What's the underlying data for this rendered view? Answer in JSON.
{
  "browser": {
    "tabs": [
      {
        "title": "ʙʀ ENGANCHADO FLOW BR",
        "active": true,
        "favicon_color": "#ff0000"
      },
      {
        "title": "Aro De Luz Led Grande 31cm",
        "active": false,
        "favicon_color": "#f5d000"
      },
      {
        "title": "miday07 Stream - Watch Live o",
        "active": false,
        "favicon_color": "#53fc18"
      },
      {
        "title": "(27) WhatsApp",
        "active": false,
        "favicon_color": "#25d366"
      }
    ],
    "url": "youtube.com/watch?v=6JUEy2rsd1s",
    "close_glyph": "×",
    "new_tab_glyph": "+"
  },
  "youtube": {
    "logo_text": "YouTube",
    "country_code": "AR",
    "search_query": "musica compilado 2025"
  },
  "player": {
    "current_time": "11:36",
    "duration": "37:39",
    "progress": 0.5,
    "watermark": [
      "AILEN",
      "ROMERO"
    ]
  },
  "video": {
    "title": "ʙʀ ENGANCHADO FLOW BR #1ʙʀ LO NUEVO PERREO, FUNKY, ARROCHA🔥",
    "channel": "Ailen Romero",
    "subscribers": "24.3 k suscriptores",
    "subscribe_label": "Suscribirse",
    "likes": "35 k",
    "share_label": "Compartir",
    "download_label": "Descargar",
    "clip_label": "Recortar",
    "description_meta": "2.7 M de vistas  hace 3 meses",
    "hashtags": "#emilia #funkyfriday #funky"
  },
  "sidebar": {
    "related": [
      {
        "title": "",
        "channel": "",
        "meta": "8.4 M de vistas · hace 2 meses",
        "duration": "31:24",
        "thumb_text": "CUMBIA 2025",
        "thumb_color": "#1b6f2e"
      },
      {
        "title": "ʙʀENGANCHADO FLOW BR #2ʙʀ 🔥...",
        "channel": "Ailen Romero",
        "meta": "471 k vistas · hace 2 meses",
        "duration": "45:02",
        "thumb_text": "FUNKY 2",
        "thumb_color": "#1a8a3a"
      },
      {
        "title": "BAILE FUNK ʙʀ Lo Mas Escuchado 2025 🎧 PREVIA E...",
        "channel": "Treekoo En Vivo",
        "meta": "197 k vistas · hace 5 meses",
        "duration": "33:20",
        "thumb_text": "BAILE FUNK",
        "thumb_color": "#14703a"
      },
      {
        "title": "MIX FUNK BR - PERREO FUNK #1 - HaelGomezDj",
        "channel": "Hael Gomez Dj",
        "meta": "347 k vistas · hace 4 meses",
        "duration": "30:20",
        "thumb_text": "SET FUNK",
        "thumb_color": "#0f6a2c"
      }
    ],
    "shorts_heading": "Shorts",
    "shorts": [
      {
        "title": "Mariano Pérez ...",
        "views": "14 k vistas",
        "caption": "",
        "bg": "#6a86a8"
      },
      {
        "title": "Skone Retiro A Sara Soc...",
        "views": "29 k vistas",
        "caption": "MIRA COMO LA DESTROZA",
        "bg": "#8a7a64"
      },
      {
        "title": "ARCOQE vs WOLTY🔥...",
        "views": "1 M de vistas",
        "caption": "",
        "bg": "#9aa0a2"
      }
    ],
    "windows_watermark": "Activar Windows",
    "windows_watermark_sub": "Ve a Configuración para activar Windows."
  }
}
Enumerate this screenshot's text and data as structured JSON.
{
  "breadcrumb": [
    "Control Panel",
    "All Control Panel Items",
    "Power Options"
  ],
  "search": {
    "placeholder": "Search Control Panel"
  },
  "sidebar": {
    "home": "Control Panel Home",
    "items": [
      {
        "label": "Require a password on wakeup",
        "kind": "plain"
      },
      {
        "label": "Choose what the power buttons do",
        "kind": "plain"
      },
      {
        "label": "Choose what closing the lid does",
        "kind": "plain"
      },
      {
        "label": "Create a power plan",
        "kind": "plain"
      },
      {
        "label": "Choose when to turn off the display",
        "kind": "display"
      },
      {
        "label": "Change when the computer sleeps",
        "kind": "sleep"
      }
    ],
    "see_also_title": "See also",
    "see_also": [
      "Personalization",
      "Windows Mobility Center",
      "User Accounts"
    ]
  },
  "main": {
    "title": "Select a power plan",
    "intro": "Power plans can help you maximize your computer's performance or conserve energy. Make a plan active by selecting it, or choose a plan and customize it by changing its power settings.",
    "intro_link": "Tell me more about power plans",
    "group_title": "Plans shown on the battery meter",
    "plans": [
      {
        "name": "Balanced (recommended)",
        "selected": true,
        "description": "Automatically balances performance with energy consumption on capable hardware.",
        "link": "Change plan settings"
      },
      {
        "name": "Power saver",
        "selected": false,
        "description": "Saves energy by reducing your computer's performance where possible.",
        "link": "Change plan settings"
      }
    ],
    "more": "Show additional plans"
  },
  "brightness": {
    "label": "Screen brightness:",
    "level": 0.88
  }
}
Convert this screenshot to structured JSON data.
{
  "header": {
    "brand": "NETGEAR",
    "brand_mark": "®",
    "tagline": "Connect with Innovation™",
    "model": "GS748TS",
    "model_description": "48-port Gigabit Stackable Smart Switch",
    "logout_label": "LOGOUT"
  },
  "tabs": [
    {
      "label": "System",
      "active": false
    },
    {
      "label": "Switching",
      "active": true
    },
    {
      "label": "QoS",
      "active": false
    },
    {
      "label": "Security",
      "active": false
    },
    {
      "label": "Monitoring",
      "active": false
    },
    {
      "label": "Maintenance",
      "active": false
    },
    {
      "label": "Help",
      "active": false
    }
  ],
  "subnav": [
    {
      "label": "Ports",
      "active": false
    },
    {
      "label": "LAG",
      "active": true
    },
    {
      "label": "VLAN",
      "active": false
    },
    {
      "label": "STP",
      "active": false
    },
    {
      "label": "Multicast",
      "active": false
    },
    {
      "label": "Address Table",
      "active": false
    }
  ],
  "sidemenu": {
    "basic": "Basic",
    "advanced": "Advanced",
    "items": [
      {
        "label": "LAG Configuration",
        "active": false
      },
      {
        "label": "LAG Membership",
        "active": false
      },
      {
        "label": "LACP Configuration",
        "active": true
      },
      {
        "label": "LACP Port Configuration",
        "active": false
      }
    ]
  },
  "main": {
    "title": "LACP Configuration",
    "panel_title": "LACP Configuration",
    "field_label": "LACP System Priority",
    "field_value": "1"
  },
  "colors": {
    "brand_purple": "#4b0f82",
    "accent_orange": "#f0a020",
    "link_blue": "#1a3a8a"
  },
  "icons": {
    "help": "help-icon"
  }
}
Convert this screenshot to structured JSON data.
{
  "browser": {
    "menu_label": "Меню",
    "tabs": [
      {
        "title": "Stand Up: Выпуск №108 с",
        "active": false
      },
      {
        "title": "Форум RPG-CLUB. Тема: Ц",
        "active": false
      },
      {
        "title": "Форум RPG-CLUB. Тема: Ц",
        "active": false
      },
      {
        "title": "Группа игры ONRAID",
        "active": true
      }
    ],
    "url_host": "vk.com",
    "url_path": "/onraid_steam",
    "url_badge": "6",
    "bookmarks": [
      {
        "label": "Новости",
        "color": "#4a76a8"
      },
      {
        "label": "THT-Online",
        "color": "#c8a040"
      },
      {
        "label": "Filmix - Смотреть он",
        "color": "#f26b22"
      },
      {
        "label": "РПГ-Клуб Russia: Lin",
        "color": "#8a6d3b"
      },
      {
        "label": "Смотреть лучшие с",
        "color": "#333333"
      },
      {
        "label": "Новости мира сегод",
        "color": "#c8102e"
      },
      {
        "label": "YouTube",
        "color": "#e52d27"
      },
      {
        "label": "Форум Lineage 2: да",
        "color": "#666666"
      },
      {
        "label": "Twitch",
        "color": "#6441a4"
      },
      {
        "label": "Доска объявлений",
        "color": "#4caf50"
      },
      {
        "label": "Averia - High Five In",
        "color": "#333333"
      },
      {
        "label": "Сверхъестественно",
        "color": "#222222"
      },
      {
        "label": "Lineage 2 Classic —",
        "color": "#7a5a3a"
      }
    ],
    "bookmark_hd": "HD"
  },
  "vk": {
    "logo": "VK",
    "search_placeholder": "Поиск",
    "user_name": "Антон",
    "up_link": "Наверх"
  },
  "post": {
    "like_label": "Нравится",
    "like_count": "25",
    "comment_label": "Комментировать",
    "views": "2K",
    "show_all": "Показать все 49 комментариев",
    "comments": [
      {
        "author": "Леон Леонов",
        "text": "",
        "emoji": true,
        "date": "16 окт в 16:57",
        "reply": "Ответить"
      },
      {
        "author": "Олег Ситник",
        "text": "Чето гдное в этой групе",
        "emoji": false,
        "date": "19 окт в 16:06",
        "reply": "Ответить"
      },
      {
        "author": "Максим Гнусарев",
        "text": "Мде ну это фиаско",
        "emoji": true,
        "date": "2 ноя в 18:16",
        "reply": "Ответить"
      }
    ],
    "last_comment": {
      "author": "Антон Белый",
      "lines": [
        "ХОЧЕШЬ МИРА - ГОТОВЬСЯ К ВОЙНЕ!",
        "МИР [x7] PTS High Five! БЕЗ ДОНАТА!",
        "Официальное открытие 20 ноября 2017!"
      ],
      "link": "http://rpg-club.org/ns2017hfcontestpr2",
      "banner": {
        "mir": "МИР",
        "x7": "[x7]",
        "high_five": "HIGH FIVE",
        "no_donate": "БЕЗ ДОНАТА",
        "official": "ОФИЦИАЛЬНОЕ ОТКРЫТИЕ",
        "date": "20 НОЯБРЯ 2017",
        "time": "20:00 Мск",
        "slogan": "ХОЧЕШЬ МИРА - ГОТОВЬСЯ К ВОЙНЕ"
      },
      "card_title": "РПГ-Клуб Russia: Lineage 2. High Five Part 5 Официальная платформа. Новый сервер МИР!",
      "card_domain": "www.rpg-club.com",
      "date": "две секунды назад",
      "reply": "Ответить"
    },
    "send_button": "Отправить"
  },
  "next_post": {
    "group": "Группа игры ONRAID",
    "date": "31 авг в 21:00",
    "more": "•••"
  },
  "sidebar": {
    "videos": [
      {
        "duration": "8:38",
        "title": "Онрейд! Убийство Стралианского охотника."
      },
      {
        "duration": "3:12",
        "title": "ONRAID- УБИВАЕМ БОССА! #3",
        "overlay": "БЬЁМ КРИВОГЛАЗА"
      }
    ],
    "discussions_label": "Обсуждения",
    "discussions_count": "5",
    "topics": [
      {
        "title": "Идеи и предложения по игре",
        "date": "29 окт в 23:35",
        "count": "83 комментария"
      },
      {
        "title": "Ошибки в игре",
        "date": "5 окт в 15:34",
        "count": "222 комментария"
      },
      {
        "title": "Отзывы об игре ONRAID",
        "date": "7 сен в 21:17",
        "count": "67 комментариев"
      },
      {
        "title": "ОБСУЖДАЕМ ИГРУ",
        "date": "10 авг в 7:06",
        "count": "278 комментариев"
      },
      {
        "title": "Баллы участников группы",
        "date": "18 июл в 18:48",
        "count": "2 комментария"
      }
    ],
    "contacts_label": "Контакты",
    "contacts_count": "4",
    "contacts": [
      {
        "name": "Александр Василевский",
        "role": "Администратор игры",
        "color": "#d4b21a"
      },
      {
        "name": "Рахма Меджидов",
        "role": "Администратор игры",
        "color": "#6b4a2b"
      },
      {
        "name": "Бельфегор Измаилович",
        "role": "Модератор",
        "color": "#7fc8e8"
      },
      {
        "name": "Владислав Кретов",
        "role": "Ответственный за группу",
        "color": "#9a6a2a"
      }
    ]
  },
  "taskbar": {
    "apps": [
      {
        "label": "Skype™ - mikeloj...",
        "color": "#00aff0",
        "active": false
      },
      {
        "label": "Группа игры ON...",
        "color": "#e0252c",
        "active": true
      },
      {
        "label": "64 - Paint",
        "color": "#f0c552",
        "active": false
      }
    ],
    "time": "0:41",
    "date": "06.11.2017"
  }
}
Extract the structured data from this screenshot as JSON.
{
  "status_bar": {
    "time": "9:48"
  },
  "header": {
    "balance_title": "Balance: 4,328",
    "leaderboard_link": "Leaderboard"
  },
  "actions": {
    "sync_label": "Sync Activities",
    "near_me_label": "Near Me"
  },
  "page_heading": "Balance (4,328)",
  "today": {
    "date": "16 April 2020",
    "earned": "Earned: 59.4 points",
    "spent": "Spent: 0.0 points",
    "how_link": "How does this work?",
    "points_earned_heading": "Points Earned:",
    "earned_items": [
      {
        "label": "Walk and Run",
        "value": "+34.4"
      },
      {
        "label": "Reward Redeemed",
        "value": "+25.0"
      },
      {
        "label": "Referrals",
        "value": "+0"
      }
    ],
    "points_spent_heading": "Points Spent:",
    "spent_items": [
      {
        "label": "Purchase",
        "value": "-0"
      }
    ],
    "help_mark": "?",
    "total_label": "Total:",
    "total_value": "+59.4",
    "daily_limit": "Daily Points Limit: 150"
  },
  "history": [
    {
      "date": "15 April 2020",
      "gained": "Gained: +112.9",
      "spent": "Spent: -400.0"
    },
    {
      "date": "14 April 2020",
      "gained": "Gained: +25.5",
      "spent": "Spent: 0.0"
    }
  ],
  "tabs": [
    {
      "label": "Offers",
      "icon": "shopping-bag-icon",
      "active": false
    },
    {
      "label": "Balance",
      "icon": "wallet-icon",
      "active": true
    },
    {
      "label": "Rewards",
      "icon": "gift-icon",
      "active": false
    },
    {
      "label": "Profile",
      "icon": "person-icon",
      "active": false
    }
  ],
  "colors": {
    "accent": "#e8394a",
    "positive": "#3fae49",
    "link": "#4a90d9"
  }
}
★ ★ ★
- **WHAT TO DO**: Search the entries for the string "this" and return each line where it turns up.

- **WRITTEN ANSWER**:
What's the underlying data for this rendered view? Answer in JSON.
Enumerate this screenshot's text and data as structured JSON.
Convert this screenshot to structured JSON data.
Convert this screenshot to structured JSON data.
Extract the structured data from this screenshot as JSON.
    "how_link": "How does this work?",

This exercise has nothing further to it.